The levy on production of single-use plastic was presented as an environmentally-friendly measure and originally aimed to raise 1.1 billion euros ($1.21 billion) next year.
The plan got a hostile reception in the northern Emilia Romagna region which holds an election on Jan 26, where the incumbent governor from the ruling Democratic Party (PD) faces a tough challenge from the right-wing League.
A defeat in the traditionally left-leaning Emilia Romagna would risk destabilizing Italy’s ruling coalition of the PD and the anti-establishment 5-Star Movement, already split on issues such as euro zone reform, immigration and the justice system.
Plastic packaging is a major source of income and employment in Emilia Romagna, one of Italy’s most industrialized regions.
The government will drastically scale down the plastic tax, with a new revenue target of just 330 million euros, PD senator Dario Stefano said on Friday.
“The levy will not be applied to syringes, medical devices and packaging of medicinal products, it’s really a good result,” Stefano told Reuters.
The government says it can make up for the shortfall because an early-retirement scheme introduced this year is proving less costly than anticipated.
It sought to maintain a commitment to green policies, as well as appealing to the female vote, by cutting the tax on eco-friendly tampons.
“Value-added tax on compostable and biodegradable tampons will be reduced to 5% from 22%,” Economy Minister Roberto Gualtieri said on Twitter late on Thursday.
Leftist women lawmakers had led a campaign to slash the so-called #tampontax, recently a popular Italian Twitter hashtag.
“This is a sign of civilization, with a green vision,” said 5-Star’s deputy Economy Minister Laura Castelli.

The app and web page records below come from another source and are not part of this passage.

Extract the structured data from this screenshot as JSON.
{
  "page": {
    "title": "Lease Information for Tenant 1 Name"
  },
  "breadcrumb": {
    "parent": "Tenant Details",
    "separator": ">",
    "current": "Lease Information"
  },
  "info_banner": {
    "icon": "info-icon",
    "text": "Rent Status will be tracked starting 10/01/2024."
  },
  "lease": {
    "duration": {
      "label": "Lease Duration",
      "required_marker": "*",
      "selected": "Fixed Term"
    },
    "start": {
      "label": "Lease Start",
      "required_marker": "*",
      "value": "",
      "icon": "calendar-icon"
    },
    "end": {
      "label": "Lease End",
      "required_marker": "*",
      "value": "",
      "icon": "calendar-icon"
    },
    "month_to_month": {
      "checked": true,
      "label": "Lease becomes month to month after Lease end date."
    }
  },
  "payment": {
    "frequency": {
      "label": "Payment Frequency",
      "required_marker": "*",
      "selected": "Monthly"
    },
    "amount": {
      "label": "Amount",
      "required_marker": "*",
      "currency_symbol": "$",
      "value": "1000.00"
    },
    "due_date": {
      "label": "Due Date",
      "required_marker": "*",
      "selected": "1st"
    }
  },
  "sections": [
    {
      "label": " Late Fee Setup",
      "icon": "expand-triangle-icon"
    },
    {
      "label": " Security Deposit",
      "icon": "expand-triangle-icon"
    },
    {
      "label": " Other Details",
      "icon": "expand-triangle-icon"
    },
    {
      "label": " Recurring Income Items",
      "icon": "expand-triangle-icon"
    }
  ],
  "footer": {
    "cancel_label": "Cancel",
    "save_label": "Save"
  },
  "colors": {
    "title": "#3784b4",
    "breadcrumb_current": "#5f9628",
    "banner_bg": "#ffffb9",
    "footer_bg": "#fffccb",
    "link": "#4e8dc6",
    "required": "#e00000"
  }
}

Critics say biodegradable tampons remain expensive and not easily available.
Editing by Gavin Jones and Gareth Jones